We should have taken more pictures at the Chilifest, especially of that damn possum, but our digital camera has finally called "uncle." Not that I'm mad at it, it did fine work for nearly seven years. It even had the charming feature of storing the pictures on 3.5 inch disks--useful once, long ago, when USB ports were still a mysterious portal requiring 750 different drivers and an R2 unit to make them work. Now they don't even put 3.5 inch drives on new computers unless by request, and the kids think the disks are some sort of cheap coaster designed to fit in the front pockets of the flannel shirts of 1990s grungeheads. Damn whippersnappers, with their XBox12s and video IPods and automated parallel parking Lexuses. They don't know how tough we had it back in the day.
So sorry, no possum. But the other picture we didn't take was one of everyone together--that fine tradition of gathering friends at an occasion to remember what you did and who was there. Think of all those pictures, from team photos and family gatherings to parties with friends and posing in front of landmarks on vacation. In my work I've noticed how often our troops gather to take photos to commemorate an operation or campaign. I have many such pictures saved in my computer--pictures full of faces with names known only to those who were there. But that's the point: for those who were there to remember the faces and names and all the times they gathered with friends and family, wherever they might be, on good days and bad.
The Chilifest 2006 has no such picture, but we'll find other ways to remember that good day. And we'll look forward, ever forward, to the next one.
Oh yeah, one more thing. He went back one more time to gorge himself on the free meat (and miss the Chilifest), but one of the friends from Ohio is moving out here to Kansas as of, well, later today.
That's right, as part of my evil plan to move everyone I know to Kansas so we can build a Corleone-esque compound from which to rule the state (or at least eat lots of barbeque), our friend Ren is moving to town to work with the team at the Combat Studies Institute.
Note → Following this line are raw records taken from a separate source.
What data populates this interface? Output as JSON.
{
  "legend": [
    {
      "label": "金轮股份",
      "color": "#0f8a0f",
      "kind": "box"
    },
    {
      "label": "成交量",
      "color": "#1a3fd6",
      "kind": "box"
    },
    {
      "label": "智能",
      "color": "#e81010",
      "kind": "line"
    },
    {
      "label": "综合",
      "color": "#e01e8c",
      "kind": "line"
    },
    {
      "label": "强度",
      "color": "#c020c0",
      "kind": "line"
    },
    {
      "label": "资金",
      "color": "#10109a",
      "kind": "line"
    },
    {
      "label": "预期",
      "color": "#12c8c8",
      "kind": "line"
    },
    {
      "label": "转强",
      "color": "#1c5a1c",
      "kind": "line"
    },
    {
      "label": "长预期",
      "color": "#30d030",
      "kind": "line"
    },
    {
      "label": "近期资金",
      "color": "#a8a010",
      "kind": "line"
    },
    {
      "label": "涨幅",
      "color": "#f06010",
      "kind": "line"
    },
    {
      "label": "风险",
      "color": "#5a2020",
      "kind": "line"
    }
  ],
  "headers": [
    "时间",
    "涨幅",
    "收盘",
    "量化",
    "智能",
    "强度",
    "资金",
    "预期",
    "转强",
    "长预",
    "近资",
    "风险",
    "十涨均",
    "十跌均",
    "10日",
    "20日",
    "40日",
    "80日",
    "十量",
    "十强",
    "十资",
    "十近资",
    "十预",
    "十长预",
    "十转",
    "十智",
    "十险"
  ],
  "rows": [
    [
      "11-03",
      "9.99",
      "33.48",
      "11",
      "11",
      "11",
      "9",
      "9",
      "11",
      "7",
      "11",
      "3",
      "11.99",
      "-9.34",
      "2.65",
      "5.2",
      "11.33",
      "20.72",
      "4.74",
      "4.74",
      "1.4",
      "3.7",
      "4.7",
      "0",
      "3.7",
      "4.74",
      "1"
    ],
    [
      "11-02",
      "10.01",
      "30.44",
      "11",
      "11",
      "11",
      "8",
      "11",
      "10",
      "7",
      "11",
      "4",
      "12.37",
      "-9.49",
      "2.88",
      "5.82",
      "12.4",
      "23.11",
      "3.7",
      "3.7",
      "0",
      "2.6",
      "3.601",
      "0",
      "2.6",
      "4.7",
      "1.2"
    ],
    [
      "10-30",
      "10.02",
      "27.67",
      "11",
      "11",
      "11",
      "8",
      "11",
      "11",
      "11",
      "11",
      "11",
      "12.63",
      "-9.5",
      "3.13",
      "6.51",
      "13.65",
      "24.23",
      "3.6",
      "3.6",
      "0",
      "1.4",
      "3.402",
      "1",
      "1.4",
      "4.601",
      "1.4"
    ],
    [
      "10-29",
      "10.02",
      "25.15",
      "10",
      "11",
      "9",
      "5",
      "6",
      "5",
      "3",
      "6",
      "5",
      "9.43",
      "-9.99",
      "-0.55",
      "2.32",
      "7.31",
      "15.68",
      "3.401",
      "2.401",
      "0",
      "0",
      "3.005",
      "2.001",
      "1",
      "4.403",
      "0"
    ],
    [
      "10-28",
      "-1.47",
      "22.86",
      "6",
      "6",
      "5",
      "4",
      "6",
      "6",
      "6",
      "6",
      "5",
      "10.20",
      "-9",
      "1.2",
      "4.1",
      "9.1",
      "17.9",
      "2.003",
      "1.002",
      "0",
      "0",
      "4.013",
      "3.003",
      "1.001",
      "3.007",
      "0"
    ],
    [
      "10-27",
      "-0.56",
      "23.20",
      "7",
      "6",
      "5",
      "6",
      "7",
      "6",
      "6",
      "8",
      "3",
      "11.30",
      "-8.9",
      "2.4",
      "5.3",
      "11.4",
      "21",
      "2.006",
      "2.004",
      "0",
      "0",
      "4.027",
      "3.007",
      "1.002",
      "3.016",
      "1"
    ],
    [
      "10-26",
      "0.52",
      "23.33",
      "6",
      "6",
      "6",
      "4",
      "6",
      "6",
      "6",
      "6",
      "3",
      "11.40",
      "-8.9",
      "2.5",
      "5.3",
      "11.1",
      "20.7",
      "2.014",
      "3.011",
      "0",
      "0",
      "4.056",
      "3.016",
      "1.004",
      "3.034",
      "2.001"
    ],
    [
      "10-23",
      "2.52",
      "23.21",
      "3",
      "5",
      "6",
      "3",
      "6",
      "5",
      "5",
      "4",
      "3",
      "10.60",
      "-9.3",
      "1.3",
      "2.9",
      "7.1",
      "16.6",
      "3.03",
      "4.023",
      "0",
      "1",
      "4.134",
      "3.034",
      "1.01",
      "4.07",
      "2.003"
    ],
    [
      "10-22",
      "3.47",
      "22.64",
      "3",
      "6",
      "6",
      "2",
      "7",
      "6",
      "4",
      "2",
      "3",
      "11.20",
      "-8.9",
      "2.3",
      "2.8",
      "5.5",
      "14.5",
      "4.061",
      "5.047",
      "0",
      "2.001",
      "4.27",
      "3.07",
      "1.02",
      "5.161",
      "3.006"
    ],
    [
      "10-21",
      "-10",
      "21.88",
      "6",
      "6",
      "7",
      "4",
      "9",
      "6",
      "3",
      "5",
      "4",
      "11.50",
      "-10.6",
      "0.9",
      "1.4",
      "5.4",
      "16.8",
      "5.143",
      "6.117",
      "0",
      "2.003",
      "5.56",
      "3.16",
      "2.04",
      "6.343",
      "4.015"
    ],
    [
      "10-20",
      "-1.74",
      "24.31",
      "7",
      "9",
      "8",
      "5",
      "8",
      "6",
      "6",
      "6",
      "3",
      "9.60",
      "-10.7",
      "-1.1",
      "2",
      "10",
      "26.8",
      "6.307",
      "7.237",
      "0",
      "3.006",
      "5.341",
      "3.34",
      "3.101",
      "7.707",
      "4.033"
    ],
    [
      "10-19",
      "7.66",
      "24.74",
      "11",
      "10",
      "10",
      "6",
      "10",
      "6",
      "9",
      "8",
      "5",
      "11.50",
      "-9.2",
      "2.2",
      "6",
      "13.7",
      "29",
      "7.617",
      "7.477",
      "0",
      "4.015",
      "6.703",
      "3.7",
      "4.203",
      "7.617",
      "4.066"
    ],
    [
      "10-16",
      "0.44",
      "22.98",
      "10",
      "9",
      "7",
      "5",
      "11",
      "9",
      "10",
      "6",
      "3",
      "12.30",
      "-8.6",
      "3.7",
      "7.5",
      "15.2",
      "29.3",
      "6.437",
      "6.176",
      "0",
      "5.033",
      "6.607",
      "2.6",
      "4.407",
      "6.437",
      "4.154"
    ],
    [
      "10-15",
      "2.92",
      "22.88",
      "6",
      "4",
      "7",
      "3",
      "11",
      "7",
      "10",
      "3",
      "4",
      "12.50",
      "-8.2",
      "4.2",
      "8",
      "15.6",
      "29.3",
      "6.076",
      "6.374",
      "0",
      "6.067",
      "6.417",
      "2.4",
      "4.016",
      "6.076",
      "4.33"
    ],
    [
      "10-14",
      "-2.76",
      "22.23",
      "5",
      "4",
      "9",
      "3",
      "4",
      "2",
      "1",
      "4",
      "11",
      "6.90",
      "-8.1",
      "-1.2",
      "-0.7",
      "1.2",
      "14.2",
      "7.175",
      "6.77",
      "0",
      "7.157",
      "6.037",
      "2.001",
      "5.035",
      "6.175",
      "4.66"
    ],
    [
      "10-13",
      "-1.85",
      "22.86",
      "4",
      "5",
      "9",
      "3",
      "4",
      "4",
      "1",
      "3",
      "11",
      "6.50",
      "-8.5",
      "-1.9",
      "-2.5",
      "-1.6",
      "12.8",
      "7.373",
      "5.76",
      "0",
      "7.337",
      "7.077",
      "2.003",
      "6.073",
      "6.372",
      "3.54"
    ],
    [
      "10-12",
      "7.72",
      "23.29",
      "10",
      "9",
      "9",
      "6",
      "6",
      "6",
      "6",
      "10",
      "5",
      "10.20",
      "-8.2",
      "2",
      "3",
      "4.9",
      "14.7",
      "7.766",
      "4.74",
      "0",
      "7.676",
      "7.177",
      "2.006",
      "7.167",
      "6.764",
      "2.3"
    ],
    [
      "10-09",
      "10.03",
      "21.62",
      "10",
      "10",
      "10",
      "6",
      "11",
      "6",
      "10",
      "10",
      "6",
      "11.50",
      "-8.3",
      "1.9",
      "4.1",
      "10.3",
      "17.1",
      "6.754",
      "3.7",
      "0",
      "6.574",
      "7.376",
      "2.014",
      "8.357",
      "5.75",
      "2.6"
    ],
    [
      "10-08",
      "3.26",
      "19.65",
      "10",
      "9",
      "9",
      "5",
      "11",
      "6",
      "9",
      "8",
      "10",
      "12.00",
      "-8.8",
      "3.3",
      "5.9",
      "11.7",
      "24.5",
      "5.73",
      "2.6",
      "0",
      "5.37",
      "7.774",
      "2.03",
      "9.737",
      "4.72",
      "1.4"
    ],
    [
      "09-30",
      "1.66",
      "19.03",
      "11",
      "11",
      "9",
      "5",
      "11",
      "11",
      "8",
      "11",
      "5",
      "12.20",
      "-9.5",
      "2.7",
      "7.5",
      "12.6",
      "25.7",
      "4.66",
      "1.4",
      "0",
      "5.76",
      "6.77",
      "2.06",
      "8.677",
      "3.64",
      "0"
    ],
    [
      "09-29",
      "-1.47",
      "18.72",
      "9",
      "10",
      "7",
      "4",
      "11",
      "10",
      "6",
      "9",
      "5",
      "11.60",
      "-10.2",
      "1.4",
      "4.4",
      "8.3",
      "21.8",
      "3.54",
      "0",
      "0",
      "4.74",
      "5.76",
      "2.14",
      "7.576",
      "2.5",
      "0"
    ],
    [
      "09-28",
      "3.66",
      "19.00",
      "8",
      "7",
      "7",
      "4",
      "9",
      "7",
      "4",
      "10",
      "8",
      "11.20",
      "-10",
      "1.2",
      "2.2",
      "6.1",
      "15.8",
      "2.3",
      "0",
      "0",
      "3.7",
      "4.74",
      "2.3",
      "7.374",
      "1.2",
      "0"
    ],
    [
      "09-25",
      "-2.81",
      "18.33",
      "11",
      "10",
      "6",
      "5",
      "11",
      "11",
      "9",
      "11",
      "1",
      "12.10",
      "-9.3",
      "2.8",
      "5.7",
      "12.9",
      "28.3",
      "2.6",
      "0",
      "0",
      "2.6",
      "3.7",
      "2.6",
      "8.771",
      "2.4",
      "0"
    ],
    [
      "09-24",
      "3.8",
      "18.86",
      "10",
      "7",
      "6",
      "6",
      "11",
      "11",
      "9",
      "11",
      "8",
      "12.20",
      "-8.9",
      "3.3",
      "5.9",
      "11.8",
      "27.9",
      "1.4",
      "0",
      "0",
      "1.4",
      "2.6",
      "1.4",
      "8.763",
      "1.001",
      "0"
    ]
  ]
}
We couldn't be more excited.
And of course I have a better picture of Ren, but zooming in a putting a circle around his face has a "Hitler in Munich"...
...or "John Wilkes Booth at Lincoln's Second Inaugural"...
...kind of feel. Not that Ren is Hitler or Booth.
Or is he? After all, it is my evil plan.